Directions for this task - For the word "false", count the lines below that contain it. Give the number alone.

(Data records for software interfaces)
++++++++++++++++++++
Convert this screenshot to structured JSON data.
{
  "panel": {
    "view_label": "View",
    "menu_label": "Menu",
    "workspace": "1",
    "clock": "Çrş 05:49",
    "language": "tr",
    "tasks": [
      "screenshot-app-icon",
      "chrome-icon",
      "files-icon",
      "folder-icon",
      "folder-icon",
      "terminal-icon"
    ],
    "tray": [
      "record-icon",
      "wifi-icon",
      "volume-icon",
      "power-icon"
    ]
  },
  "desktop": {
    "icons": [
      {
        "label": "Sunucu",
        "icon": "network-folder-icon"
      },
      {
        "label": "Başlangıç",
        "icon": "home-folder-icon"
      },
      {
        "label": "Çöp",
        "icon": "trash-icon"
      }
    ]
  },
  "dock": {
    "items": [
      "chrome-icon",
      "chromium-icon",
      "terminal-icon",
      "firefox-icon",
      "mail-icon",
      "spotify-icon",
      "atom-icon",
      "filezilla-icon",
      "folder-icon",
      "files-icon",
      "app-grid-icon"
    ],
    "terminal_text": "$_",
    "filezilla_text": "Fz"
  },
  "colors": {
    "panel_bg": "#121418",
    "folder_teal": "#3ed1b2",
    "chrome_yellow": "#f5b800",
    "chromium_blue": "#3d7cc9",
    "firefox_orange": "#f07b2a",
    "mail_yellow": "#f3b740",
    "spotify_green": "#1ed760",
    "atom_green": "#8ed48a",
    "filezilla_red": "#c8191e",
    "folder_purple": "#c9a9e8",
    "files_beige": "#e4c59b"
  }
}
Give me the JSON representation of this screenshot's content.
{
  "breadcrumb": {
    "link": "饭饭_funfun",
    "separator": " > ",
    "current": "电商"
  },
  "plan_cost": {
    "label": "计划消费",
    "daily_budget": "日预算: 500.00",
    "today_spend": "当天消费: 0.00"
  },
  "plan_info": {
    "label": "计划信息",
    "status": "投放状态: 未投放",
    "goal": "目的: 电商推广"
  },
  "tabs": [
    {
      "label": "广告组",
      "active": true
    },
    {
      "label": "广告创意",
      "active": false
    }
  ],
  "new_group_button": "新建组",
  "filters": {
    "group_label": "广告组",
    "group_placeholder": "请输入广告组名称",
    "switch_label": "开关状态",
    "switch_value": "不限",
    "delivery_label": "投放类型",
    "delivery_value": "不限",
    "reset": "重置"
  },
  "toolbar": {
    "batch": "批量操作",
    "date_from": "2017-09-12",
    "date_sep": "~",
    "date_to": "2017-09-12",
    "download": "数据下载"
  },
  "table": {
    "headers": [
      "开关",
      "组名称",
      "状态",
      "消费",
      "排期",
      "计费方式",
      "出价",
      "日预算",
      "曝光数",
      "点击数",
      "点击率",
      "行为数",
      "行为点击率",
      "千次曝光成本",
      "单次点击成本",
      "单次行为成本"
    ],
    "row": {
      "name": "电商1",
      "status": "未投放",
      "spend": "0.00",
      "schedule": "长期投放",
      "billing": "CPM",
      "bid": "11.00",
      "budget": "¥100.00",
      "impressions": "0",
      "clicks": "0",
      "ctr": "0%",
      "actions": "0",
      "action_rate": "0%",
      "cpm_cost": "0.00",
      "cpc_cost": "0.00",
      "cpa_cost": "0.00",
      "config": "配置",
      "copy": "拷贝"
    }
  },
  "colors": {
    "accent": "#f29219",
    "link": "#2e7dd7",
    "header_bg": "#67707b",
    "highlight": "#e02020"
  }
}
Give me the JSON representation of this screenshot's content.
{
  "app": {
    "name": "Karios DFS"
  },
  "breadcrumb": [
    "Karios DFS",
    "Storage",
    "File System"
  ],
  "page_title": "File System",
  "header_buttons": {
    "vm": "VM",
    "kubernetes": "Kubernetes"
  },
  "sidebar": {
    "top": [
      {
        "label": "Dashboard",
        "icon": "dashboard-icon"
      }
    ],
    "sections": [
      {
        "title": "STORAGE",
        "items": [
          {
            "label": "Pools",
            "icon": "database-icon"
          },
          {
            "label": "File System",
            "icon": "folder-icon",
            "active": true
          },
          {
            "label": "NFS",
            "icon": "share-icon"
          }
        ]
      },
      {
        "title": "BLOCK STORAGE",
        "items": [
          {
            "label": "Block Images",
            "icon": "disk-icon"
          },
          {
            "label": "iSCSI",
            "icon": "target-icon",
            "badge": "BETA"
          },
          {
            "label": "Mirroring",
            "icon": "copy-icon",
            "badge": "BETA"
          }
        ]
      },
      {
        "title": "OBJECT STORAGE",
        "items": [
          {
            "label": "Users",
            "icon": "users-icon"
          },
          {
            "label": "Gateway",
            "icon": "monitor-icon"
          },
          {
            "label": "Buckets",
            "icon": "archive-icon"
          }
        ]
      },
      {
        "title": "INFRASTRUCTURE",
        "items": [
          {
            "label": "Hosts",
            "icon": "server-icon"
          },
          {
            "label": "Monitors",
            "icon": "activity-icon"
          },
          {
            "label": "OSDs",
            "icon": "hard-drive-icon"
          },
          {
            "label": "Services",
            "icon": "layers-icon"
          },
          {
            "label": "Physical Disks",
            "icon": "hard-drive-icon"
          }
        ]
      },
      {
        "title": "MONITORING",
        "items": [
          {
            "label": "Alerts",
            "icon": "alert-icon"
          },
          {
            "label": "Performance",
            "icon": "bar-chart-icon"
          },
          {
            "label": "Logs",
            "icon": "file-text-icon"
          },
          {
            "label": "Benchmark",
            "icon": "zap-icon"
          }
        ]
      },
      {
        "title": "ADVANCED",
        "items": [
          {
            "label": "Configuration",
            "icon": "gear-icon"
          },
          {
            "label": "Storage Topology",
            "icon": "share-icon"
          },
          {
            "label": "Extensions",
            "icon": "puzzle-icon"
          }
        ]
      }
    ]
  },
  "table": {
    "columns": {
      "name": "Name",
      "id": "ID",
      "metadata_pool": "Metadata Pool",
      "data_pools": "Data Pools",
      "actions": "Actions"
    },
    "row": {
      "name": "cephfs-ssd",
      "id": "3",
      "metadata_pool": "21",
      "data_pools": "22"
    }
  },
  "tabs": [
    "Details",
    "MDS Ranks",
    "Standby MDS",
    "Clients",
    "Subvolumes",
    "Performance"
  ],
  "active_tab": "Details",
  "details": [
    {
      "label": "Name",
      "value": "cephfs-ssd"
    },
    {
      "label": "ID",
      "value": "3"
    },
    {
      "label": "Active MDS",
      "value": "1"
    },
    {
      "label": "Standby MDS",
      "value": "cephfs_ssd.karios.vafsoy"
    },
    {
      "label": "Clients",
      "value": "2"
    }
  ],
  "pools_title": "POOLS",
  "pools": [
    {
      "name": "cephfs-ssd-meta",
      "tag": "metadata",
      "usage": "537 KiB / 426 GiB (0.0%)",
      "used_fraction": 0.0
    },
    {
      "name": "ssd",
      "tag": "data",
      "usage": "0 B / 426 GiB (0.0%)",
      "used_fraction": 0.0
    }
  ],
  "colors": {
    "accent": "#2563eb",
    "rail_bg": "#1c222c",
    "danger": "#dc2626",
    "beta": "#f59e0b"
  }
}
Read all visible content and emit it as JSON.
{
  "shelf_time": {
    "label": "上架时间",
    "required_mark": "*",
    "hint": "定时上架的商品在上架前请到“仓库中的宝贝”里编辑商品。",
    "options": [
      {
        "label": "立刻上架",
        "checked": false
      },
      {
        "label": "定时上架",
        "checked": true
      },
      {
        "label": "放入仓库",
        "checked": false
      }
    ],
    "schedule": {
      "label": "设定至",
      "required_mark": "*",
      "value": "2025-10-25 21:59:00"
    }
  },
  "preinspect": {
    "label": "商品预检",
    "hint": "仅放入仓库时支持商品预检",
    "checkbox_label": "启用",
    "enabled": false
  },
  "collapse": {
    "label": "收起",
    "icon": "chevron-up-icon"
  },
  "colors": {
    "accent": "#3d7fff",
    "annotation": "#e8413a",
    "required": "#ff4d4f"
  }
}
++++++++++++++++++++
Solution for this exercise - 4